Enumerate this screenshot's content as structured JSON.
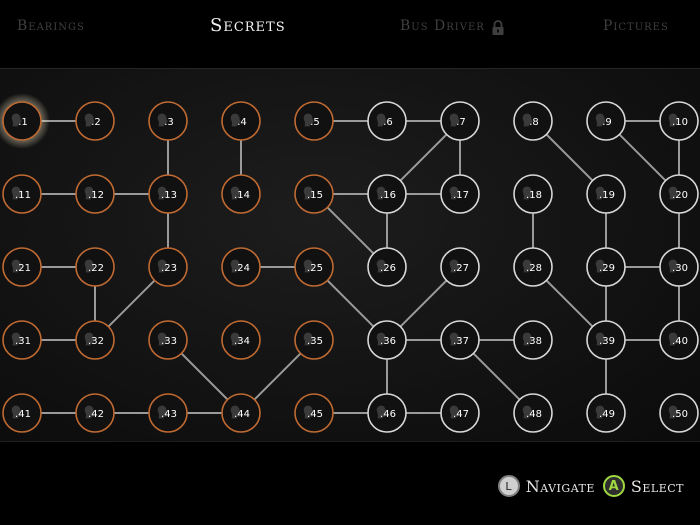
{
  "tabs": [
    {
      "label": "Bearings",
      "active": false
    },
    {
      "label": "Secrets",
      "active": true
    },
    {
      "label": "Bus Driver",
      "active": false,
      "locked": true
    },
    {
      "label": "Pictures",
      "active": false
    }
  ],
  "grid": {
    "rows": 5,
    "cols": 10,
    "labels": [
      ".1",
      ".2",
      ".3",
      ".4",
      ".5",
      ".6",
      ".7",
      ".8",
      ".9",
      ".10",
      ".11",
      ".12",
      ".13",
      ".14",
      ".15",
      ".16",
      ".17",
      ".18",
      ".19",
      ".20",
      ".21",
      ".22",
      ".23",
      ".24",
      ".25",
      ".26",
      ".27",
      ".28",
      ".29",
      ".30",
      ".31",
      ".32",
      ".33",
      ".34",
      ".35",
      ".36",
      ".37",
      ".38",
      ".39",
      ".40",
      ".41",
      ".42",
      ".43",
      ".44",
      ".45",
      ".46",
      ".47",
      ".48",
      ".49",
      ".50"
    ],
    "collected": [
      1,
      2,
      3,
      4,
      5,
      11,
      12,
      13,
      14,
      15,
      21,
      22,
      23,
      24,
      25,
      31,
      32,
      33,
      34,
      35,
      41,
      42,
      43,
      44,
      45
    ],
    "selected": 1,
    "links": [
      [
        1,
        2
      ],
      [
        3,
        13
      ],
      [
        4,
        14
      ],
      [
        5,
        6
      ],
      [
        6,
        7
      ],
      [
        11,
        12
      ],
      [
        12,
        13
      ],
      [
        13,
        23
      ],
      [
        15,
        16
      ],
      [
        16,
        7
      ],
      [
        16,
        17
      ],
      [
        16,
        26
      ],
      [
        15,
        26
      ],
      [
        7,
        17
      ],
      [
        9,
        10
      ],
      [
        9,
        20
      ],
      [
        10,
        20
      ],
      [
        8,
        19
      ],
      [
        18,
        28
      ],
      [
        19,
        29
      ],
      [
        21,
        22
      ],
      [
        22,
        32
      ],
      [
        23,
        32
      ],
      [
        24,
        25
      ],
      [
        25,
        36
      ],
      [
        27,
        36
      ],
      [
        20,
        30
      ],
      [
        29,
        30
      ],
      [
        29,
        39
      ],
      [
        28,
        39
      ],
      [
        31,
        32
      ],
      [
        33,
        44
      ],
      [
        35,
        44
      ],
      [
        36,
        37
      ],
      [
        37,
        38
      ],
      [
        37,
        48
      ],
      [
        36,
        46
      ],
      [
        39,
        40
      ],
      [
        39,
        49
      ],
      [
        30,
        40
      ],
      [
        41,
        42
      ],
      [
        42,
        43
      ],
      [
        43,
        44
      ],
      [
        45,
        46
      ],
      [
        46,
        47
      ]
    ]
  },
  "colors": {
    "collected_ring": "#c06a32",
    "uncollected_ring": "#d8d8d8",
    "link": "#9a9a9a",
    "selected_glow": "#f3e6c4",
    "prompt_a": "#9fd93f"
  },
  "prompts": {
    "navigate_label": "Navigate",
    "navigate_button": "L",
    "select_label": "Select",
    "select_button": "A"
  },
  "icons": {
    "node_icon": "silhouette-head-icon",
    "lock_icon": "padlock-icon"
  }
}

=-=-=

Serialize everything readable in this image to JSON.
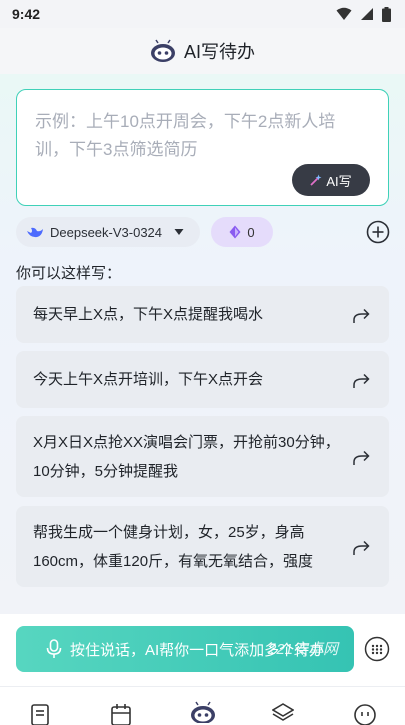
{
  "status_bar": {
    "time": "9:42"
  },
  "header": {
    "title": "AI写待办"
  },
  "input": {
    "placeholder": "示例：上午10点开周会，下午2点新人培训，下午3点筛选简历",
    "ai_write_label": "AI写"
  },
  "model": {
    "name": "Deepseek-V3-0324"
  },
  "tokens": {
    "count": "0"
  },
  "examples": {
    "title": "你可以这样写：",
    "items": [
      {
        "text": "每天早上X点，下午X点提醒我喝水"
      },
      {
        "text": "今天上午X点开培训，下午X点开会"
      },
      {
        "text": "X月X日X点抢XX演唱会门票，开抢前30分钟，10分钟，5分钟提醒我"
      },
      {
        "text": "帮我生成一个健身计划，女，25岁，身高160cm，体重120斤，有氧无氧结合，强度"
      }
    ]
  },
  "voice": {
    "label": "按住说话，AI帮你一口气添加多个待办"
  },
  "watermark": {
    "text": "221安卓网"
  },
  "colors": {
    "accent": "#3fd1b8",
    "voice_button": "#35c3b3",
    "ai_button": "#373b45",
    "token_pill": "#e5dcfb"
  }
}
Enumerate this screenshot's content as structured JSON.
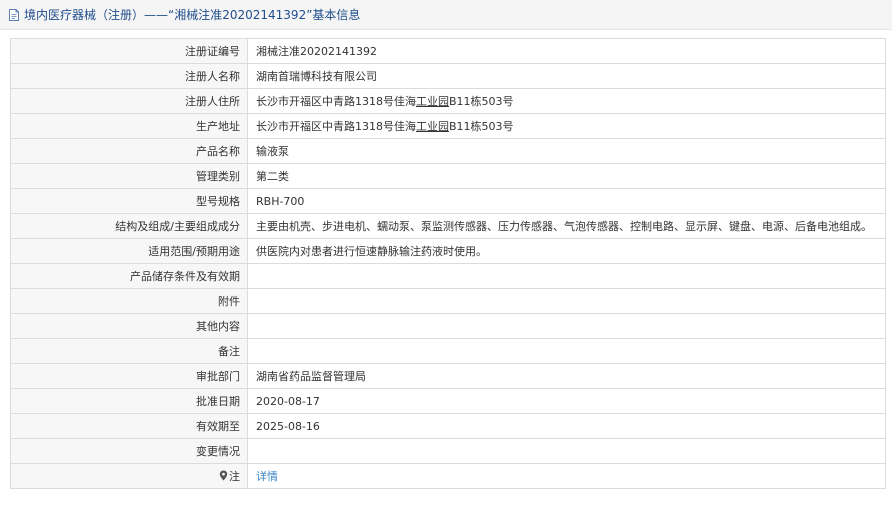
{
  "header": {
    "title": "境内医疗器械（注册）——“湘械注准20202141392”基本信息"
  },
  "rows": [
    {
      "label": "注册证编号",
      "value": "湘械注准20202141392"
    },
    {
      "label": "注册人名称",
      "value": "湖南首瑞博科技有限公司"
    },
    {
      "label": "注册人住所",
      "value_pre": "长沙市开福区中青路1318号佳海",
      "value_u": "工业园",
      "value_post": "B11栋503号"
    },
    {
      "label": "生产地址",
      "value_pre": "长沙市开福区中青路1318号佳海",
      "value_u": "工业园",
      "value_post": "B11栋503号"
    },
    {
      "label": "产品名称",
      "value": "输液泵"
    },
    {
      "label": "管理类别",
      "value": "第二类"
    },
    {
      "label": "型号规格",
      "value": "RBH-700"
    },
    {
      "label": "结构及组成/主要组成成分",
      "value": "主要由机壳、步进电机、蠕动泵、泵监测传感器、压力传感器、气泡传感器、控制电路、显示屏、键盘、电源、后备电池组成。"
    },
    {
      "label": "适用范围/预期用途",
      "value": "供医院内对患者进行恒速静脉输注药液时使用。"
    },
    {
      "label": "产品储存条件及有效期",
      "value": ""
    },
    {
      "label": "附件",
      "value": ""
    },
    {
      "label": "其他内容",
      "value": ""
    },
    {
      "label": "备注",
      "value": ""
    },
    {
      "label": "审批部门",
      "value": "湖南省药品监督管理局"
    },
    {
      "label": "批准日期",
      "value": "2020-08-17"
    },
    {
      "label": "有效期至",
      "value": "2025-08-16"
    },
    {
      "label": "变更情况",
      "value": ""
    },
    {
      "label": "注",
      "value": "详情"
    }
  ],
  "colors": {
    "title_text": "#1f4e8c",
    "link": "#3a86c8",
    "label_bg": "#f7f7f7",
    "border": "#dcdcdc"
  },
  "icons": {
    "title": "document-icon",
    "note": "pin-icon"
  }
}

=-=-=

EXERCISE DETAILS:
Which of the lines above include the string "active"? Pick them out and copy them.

WORKED SOLUTION:
      "active": false
      "active": true
      "active": false,
      "active": false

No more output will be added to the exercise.